eLabel vs Booklet Label

E-LABEL CONCERNS … (hint – elabels should not stand on their own)

We understand that there is great interest in “e-label” solutions that seemingly provide a lot more information for less cost. With almost everybody on earth having a smartphone, there is great interest in slimming down the required copy on the product and offering the balance of the information on a website. (Above- patient used a barcode on pill package to get to a website) We aren’t saying it’s a bad idea, but it’s important to understand the risks. Consider how young and untested all this technology is, and the fact that government bodies are playing catch up. Is it worth the risk to have a product in the marketplace with a bare minimum of directions for use copy? Many of our customers say no. You may save a few pennies in the short run by not using a booklet label versus a barcode and a few lines of copy, but what is the downstream risk? It could be sizable…. What if authorities catch up and find your product doesn’t have enough information?
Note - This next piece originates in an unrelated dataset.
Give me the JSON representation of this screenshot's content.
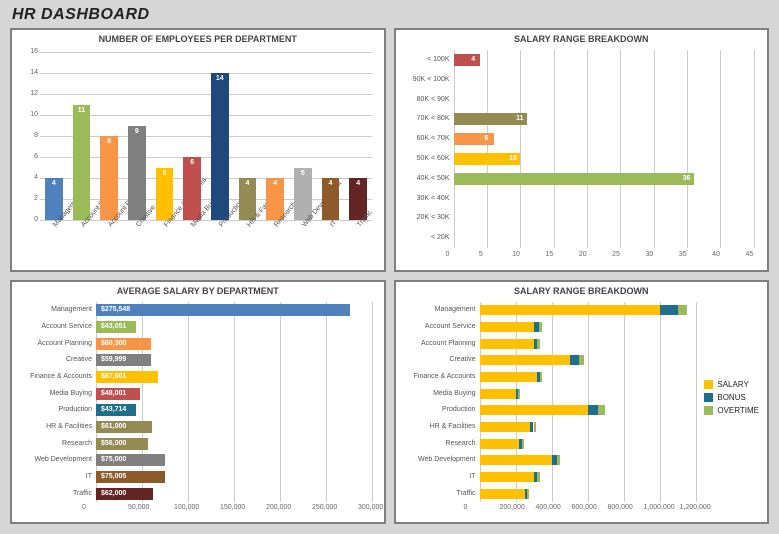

What if there is an emergency and your end user needs the information, but can’t access the website due to a… dead battery… damaged phone… network down… misplaced phone…, etc? 
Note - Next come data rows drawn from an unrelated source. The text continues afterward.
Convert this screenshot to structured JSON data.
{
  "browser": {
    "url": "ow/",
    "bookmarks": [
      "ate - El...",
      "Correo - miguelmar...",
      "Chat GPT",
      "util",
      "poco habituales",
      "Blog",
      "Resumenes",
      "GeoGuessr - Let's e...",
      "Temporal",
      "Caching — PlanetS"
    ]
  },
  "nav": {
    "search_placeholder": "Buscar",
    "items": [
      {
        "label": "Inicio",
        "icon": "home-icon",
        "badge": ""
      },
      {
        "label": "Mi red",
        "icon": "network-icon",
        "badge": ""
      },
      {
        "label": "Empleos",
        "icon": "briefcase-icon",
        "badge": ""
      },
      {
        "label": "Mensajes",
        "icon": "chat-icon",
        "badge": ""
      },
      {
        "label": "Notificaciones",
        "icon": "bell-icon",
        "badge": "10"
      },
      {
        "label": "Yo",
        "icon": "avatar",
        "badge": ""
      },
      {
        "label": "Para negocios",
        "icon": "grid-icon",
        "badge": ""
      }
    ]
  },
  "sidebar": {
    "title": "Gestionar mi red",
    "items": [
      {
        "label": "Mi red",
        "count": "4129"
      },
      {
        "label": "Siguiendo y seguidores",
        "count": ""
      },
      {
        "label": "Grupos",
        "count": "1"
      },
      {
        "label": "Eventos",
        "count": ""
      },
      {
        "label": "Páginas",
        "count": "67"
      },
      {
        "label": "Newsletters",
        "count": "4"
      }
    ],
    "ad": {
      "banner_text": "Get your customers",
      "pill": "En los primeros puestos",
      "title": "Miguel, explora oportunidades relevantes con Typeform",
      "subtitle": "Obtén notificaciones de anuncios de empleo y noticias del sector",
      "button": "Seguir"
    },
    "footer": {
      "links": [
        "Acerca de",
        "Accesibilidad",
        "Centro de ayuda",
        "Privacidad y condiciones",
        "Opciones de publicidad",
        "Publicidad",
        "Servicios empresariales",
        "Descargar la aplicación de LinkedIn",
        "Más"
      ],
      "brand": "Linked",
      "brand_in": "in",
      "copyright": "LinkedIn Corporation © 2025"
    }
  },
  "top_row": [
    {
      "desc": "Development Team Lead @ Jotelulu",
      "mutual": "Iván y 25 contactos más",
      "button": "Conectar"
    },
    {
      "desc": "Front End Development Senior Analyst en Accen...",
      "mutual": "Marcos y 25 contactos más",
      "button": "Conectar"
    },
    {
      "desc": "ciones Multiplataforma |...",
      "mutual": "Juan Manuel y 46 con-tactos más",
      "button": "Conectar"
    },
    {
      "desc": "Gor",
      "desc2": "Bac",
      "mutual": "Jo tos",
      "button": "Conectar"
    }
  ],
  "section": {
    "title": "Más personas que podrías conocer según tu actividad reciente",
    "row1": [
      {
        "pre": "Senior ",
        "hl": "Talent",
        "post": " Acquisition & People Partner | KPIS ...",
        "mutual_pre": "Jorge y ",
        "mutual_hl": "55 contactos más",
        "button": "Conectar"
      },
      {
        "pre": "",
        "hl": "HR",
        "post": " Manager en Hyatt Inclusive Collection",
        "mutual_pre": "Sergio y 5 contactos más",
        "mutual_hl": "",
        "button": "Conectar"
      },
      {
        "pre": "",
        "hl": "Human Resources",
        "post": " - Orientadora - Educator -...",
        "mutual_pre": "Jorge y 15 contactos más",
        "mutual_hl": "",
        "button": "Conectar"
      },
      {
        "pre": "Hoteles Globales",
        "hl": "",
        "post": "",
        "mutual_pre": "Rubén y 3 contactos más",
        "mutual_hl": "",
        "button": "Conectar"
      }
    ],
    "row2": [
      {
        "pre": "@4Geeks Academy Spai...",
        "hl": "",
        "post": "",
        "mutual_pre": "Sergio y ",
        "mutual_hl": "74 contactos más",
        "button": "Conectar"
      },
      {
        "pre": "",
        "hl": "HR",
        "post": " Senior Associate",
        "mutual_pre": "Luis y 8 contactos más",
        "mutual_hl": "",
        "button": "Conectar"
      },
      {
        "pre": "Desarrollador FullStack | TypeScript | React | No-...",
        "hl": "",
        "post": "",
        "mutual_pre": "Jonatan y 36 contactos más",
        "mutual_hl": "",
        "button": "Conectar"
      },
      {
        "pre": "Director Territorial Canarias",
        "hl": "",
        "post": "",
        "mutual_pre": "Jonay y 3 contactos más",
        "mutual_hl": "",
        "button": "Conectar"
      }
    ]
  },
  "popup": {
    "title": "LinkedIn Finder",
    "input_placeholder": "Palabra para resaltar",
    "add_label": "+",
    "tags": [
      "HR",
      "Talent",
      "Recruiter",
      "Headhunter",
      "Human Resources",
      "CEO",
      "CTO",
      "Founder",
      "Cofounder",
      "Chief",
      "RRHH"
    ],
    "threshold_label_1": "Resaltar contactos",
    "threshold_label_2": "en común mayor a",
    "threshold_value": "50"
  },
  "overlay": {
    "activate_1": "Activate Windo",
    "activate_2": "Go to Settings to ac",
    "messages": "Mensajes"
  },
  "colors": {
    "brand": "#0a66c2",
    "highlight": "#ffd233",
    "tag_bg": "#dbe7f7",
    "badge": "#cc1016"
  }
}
The list of anomalies that could get you into expensive trouble is endless. The best way to mitigate label compliance risk is to put a “hard copy” of all the important information on your product. This isn’t legal advice nor are we saying you won’t have issues if you do this, but it makes the most sense, and gives you logical protection and a great argument. The most logical way to provide information is directly on the product which offers the best defense in the face of a government inquiry or court issue because you did everything you could to make your product label compliant and safe. We aren’t saying smartphones and barcodes are a bad idea. In fact, we like the idea a lot. We are simply saying be careful about letting an elabel stand on its own. It’s risky. The best idea is to combine both technologies (hard copy and elabel) to ensure your company is in compliance with government regulations and its own legal department. 

If you are worried about making all the copy fit, don’t. It doesn’t matter if you have a tiny 2.5 ml vial or a large drum, we have many excellent label constructions to present all the required copy on the product. If you are a firm that needs to determine what you legal copy you on the product, we can refer you to somebody who can advise you.


• Instructions/information are affixed DIRECTLY to the product rather than being accessed from a device that may require multiple steps to get to the information.

• The product user doesn’t have to be tech savvy to use it. There are many who are still “tech” adverse. Those who haven’t grown up with technology are more likely to resist it

• You get a “hard copy” of key information with each product. When you have questions, it’s always there 24/7.

• In our litigious society, booklet labels may be one of the best legal defenses against product liability because the information is ON the product. Imagine how NOT HAVING a physical copy of the important information readily available would be presented in court. You can just hear the prosecution…”Why wasn’t the information on the product???….Where was the information located???…how can you expect them to get this information if it’s located…”

• It allows you to open up graphic space and tuck the “scary” information inside the booklet.

• You don’t need an expensive, complicated network to use them.

• It offers ways to build a deeper, layered defense against counterfeiting.

• They don’t need batteries or a power source.

• They don’t break if dropped or immersed in water. 

• They won’t have a catastrophic malfunction.

• They can’t get hacked. (an issue that gets worse by the day)

• They offer a simpler presentation. Complexity can create unanticipated problems and costs.

Again, eLabels have great promise, but it’s too soon to allow them to stand on their own without a volume of hard copy accompanying the product. Combining the two technologies may offer the best solution, and a competitive edge.